Goal of the exercise: In the copy, leave out the pictures and repeat all records exactly.

Records provided Block Start

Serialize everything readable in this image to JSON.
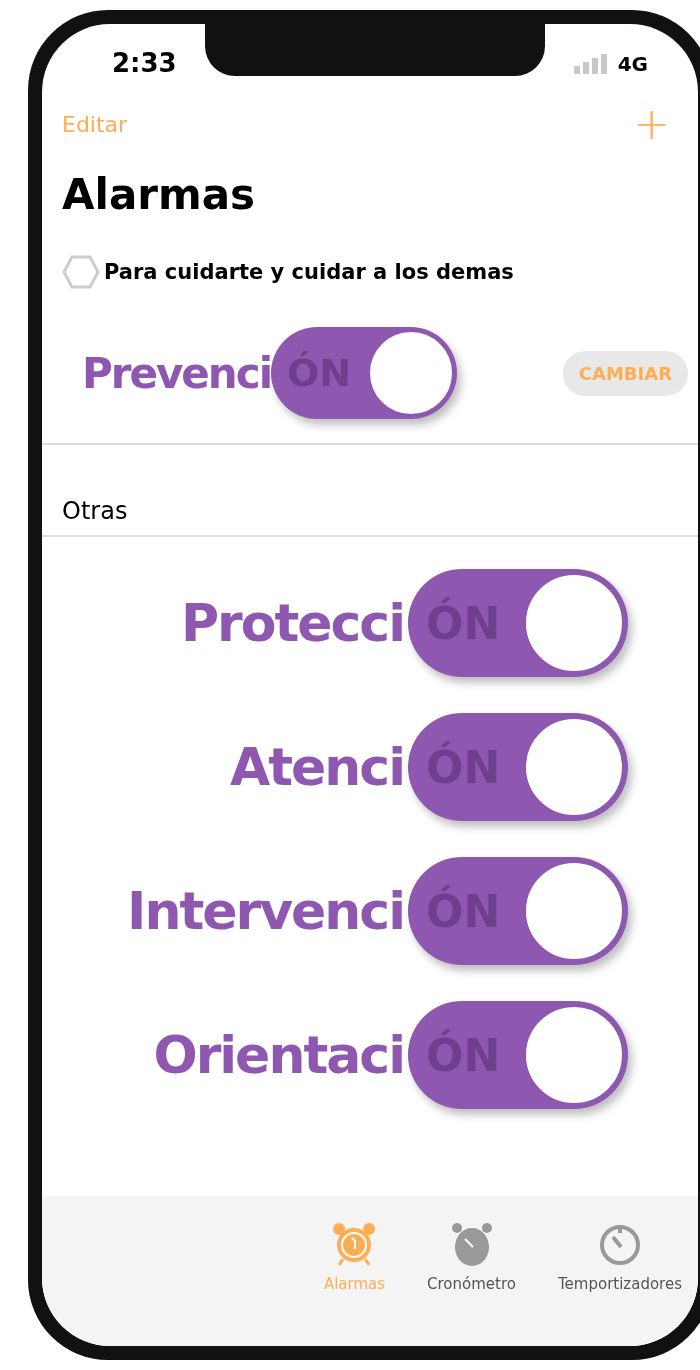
{
  "status_bar": {
    "time": "2:33",
    "network": "4G"
  },
  "nav": {
    "edit": "Editar",
    "add": "+"
  },
  "title": "Alarmas",
  "subtitle": "Para cuidarte y cuidar a los demas",
  "main_toggle": {
    "label": "Prevenci",
    "switch_text": "ÓN",
    "on": true,
    "action": "CAMBIAR"
  },
  "section": "Otras",
  "toggles": [
    {
      "label": "Protecci",
      "switch_text": "ÓN",
      "on": true
    },
    {
      "label": "Atenci",
      "switch_text": "ÓN",
      "on": true
    },
    {
      "label": "Intervenci",
      "switch_text": "ÓN",
      "on": true
    },
    {
      "label": "Orientaci",
      "switch_text": "ÓN",
      "on": true
    }
  ],
  "tabs": [
    {
      "label": "Alarmas",
      "kind": "alarm",
      "selected": true
    },
    {
      "label": "Cronómetro",
      "kind": "stopwatch",
      "selected": false
    },
    {
      "label": "Temportizadores",
      "kind": "timer",
      "selected": false
    }
  ]
}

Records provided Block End

Result:
Serialize everything readable in this image to JSON.
{
  "status_bar": {
    "time": "2:33",
    "network": "4G"
  },
  "nav": {
    "edit": "Editar",
    "add": "+"
  },
  "title": "Alarmas",
  "subtitle": "Para cuidarte y cuidar a los demas",
  "main_toggle": {
    "label": "Prevenci",
    "switch_text": "ÓN",
    "on": true,
    "action": "CAMBIAR"
  },
  "section": "Otras",
  "toggles": [
    {
      "label": "Protecci",
      "switch_text": "ÓN",
      "on": true
    },
    {
      "label": "Atenci",
      "switch_text": "ÓN",
      "on": true
    },
    {
      "label": "Intervenci",
      "switch_text": "ÓN",
      "on": true
    },
    {
      "label": "Orientaci",
      "switch_text": "ÓN",
      "on": true
    }
  ],
  "tabs": [
    {
      "label": "Alarmas",
      "kind": "alarm",
      "selected": true
    },
    {
      "label": "Cronómetro",
      "kind": "stopwatch",
      "selected": false
    },
    {
      "label": "Temportizadores",
      "kind": "timer",
      "selected": false
    }
  ]
}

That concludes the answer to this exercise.